But as always when shit happens, life makes it up to you. In a marvellous way. While hiking I ran into an old man. As we both had this whole hiker outfit going on we attracted each other’s attention and started talking. His name was Baz, 77-years-old and he still hikes every single day. He even made the local news by hitchhiking all over New Zealand, being met with the same level of hospitality I was about to receive from him... After ten minutes he confessed most of these lands and mountains I was looking at were his private property and he asked if I wanted to spend the night. I obviously cancelled the campground reservation and exchanged it for something more intriguing. He built a guest house out of old caravans, every caravan fulfilling a part such as the bedroom, kitchen, dining room and living room. After three days I had my first warm shower and an actual bed to sleep in. We spent the night exchanging stories about both our hiking adventures, while sharing food and a bottle of wine, proofing that age doesn’t count under the flag of friendship. Beauty reveals itself in unexpected places. This is a way to grow old.
I started my day well-rested and refreshed. I hugged my new friend goodbye and headed to the well-known Piha Beach, hiking passed the majestic Lion Rock giving this famous landmark identity. I spent a great deal of time finding the sequence of the trail, as they apparently ran out of Hillary-signs... but when I finally found the tucked away Marawhara Walk I excitedly ascended towards the peak of Anawhata.
While the fresh wind cooled down my heated body on the long Kuataika Track I enjoyed the mesmerizing coast-views. I had a lot of up-down-up-down-up-down coming my way, but after three days of Hillary this wasn’t any news. In complete solitude I suddenly realized I didn’t see anyone else doing the Hillary Trail all these days... only day-trippers. No one is that crazy. It secretly straightened my shoulders with a fierce flash of pride.

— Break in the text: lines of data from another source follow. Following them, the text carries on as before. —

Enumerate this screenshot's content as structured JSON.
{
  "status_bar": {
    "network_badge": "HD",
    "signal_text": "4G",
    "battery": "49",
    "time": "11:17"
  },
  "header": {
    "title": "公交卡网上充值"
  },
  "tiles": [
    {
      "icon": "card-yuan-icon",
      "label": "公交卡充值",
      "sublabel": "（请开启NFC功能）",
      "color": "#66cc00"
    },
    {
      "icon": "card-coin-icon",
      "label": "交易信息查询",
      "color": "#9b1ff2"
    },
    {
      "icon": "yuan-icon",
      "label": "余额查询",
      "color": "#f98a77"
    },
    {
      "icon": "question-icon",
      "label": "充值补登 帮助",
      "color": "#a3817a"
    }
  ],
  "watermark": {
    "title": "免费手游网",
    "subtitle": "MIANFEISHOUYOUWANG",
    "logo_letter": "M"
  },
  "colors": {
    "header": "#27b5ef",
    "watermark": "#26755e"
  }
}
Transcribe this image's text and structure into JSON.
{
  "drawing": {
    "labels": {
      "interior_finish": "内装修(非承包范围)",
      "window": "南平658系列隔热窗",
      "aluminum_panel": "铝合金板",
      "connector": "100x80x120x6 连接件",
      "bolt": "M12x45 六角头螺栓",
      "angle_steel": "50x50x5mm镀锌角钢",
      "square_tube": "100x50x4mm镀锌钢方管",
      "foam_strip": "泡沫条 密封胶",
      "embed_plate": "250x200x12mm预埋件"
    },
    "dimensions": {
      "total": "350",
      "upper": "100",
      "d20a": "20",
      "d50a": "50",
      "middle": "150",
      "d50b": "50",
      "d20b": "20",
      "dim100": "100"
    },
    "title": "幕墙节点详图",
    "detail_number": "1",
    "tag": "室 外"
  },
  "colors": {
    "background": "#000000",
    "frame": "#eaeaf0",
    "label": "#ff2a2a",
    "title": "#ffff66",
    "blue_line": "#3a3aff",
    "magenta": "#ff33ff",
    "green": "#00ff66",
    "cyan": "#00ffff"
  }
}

Once I reached the section marking the kickoff of the Houghton Track I was met by a sign saying “danger – no entry.” So, what I’m supposed to do... Turn around? Camp here? Having some phone reception again I called the Arataki Visitor Centre for further information and learned I in fact can continue, but the track is one big disaster. This was very true. A little applause for the fact that I did not break my backbone on this monster of a ‘trail’ is appreciated.
Very unexpectedly I suddenly ran into Lake Wainamu where I found the Waitohi Falls: ridiculously scenic and absolutely deserted. That is, until I was laying butt-naked into the water, then all of a sudden a whole can of tour groups and picnicking families was opened. Ah well. Society teaches us to attach shame to the true state of our bodies and inevitably connects it with the concept of porn, but that’s very context-specific. Here was just a human-being going back to the roots.
Cooled down and mentally satisfied I completed the last Wainamu Track towards the black sand dunes of Te Henga, wading the final part straight through a river... and hitchhiked back.
I did it. I f*cking did it.